___ INFORMATION SUPPLIED
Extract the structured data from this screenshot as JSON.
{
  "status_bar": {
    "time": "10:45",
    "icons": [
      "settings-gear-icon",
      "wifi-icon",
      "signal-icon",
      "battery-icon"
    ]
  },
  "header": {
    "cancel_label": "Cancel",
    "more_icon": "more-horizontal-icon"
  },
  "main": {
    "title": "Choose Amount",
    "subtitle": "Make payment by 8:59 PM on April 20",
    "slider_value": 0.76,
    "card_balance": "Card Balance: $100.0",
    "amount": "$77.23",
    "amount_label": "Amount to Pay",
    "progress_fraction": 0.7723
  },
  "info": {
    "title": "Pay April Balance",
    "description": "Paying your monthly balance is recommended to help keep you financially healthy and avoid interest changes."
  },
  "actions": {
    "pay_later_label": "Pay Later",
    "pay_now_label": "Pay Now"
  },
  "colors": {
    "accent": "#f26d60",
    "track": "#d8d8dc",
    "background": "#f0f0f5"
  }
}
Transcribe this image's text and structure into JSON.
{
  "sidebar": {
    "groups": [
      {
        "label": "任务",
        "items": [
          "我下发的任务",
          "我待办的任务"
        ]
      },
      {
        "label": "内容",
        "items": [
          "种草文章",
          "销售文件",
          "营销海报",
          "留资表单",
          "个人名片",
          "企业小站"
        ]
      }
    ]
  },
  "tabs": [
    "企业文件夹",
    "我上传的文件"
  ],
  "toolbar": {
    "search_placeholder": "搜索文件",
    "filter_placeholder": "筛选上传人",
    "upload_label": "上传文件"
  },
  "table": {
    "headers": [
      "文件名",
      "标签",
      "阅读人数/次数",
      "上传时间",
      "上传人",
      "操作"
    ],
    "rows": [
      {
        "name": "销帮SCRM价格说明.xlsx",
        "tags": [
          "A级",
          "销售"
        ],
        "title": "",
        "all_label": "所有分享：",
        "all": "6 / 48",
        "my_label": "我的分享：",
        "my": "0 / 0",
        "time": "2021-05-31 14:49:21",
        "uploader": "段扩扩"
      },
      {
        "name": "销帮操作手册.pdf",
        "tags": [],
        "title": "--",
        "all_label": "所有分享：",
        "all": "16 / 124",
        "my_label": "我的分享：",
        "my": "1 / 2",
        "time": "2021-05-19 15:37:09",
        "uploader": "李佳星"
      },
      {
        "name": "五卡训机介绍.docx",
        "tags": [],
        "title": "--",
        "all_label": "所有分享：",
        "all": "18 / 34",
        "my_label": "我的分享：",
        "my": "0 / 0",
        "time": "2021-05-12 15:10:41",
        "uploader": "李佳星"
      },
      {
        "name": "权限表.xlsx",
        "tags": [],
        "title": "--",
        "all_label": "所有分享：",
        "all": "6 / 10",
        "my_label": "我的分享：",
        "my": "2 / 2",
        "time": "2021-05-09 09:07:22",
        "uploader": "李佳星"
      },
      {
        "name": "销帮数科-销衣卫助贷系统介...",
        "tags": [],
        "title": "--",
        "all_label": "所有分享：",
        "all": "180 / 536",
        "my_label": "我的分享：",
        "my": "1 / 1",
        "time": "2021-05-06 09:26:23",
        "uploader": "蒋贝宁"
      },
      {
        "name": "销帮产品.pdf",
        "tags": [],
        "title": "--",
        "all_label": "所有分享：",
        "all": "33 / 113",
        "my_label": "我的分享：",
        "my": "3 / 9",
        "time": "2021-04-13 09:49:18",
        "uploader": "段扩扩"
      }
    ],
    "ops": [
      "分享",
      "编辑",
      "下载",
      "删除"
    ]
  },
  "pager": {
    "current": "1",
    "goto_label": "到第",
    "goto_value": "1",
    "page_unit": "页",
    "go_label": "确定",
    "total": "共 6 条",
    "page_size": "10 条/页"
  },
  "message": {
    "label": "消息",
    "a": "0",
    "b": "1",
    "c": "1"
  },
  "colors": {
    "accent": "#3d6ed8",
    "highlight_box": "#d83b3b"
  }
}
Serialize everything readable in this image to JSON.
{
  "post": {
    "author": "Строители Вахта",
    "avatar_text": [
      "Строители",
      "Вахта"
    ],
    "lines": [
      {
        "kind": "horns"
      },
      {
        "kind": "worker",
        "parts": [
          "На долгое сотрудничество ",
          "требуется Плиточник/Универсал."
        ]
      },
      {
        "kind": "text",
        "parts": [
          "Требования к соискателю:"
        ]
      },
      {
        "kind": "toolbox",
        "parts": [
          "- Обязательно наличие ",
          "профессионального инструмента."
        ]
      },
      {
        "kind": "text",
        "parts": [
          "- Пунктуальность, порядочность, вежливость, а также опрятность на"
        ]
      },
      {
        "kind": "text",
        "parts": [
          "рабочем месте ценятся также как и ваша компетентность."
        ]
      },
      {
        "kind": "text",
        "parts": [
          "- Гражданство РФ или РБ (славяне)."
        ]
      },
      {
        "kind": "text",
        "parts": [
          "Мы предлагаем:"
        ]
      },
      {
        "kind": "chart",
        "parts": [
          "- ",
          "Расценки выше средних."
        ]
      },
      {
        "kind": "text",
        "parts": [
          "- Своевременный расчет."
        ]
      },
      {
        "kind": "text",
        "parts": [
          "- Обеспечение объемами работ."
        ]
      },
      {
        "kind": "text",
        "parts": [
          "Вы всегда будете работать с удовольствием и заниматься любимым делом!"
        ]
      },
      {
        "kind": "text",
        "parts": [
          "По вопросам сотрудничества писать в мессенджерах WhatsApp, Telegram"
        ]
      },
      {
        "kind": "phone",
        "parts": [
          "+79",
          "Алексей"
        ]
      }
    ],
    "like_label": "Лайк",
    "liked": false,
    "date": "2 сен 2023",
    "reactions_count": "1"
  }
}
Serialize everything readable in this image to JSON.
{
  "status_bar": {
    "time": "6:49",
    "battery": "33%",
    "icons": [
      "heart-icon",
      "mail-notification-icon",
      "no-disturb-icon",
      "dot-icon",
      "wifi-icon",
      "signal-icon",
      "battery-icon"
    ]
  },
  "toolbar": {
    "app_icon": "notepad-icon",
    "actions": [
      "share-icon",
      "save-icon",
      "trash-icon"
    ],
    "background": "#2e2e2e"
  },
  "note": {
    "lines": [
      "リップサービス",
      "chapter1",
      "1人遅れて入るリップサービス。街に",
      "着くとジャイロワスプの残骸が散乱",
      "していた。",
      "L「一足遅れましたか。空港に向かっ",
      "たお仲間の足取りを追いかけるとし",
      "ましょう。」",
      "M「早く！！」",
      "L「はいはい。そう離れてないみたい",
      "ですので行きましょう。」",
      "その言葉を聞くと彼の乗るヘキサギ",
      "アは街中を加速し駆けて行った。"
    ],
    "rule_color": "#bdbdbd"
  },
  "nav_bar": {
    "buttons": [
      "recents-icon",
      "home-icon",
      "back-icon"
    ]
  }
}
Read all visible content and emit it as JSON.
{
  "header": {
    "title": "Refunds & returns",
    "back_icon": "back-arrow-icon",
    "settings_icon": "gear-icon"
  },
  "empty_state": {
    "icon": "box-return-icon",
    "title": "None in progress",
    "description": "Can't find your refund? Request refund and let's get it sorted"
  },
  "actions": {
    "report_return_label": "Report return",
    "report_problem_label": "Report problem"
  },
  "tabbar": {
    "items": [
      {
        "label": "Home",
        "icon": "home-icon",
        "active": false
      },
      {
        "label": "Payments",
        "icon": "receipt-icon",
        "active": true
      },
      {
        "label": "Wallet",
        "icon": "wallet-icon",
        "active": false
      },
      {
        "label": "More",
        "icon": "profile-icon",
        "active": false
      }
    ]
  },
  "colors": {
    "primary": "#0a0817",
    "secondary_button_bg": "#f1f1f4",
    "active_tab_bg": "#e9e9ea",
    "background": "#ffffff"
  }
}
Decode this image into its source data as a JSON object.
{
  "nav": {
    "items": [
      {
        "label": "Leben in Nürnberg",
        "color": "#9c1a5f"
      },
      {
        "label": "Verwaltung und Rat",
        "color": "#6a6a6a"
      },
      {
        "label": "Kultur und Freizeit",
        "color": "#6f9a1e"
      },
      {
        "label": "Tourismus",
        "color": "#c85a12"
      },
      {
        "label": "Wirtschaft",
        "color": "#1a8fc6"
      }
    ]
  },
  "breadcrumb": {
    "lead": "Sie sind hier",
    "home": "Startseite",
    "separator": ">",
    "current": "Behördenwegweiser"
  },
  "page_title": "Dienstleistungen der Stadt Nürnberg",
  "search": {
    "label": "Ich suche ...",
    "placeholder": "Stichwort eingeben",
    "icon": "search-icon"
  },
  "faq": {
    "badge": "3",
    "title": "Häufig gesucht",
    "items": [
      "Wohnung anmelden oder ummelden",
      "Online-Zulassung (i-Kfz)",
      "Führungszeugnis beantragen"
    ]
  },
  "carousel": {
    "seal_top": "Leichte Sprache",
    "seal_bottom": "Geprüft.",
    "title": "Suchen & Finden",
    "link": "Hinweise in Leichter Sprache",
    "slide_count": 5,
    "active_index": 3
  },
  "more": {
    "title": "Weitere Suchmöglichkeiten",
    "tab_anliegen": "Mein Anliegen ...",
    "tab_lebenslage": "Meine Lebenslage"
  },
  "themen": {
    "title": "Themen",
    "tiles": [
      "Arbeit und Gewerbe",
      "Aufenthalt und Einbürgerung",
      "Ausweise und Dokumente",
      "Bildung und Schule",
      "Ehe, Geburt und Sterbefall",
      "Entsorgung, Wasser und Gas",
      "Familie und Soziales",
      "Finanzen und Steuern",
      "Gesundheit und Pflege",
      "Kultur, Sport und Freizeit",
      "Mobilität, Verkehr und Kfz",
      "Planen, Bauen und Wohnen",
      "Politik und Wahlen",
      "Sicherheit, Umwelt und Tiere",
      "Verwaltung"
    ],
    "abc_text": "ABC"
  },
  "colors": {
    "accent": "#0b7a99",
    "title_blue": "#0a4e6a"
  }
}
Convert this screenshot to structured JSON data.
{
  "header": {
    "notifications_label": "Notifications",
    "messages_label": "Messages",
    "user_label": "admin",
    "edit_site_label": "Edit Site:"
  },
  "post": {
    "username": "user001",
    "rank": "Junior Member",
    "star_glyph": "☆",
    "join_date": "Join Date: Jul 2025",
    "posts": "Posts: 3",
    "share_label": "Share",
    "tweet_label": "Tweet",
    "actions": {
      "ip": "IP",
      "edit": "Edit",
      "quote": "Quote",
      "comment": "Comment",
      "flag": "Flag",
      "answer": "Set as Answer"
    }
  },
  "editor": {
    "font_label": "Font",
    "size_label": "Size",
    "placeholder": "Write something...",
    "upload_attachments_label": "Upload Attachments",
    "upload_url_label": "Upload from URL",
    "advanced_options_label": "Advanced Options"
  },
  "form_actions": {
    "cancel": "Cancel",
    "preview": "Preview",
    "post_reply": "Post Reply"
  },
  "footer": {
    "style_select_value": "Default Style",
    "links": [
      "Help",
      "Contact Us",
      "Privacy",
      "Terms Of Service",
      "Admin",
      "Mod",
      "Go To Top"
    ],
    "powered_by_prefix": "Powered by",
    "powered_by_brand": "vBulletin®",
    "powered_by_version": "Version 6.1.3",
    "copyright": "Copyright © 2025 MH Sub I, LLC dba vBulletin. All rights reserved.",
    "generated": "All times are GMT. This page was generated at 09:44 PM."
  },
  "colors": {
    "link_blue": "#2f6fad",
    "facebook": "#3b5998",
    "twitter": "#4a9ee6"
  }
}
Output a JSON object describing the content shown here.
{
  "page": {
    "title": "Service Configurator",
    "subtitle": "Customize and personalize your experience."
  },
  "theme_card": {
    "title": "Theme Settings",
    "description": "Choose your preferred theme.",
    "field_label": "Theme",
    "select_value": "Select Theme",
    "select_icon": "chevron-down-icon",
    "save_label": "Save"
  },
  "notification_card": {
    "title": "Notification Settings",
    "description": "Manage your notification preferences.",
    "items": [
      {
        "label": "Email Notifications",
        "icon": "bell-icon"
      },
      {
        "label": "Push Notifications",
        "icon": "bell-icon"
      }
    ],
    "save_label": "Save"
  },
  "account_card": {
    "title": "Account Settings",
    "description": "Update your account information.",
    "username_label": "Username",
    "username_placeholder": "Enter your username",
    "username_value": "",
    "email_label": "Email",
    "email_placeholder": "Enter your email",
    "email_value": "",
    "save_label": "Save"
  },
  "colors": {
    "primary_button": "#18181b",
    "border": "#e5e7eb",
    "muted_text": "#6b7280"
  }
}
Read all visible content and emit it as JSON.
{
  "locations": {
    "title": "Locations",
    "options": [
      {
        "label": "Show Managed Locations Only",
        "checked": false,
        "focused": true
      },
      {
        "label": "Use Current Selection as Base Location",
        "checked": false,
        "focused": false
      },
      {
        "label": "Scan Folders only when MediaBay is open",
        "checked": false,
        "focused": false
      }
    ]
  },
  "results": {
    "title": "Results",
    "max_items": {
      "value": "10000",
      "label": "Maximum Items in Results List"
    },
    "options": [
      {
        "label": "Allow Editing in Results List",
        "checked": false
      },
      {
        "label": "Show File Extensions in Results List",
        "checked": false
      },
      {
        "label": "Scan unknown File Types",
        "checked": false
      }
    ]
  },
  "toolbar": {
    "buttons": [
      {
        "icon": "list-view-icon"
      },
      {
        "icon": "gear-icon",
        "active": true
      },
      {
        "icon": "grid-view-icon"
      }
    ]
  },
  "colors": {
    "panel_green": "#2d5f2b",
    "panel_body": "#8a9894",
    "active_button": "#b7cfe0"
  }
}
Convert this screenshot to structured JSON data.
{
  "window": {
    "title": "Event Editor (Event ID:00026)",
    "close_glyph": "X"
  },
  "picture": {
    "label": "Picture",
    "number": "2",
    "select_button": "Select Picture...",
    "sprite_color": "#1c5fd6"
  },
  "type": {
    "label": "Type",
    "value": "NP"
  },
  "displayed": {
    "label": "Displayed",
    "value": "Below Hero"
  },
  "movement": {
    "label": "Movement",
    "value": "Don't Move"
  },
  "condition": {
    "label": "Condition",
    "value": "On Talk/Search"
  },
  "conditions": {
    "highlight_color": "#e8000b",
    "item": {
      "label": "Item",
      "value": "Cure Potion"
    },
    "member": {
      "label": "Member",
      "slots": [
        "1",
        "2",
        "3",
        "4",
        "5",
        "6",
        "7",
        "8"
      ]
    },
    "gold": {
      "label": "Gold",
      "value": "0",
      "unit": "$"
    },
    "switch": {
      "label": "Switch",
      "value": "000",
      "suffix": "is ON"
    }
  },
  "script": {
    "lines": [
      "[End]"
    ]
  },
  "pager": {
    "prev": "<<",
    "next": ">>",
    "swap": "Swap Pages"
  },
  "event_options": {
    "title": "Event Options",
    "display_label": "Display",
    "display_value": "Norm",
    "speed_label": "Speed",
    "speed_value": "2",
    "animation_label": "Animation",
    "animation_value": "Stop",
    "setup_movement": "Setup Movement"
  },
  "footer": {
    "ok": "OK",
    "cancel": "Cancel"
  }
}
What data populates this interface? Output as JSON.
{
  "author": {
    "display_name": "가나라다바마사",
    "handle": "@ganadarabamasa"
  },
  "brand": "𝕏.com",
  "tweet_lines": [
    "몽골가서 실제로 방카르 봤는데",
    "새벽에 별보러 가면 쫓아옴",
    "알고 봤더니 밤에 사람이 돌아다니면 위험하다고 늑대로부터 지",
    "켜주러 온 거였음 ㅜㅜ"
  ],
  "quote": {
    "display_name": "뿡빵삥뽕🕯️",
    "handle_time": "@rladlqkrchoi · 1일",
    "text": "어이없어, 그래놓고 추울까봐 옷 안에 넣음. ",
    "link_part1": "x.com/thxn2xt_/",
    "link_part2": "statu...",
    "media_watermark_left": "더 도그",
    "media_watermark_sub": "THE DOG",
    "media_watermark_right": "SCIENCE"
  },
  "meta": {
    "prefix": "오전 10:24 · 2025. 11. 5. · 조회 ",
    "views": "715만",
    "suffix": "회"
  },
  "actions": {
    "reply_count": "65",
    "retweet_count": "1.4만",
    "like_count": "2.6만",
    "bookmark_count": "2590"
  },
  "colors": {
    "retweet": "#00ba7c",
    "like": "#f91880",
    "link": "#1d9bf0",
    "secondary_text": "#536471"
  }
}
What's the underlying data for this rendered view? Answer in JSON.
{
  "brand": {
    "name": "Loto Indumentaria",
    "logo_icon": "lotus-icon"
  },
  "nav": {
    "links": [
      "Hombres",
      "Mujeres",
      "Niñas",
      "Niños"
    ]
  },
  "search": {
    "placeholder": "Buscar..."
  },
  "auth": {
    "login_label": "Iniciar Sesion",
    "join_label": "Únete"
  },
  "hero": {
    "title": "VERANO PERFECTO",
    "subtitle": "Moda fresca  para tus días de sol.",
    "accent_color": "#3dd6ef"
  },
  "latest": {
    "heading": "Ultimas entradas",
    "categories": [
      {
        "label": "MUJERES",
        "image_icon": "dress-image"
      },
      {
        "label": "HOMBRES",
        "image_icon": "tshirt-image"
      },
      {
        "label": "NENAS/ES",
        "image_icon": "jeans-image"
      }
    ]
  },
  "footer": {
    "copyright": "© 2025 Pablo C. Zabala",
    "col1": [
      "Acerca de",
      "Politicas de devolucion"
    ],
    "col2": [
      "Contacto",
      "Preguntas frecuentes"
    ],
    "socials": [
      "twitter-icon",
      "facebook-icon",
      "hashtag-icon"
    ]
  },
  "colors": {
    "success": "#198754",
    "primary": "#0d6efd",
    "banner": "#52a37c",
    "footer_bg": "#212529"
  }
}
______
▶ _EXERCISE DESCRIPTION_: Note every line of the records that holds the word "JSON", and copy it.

▶ _ANSWER BELOW_:
Extract the structured data from this screenshot as JSON.
Transcribe this image's text and structure into JSON.
Serialize everything readable in this image to JSON.
Serialize everything readable in this image to JSON.
Read all visible content and emit it as JSON.
Decode this image into its source data as a JSON object.
Convert this screenshot to structured JSON data.
Output a JSON object describing the content shown here.
Read all visible content and emit it as JSON.
Convert this screenshot to structured JSON data.
What data populates this interface? Output as JSON.
What's the underlying data for this rendered view? Answer in JSON.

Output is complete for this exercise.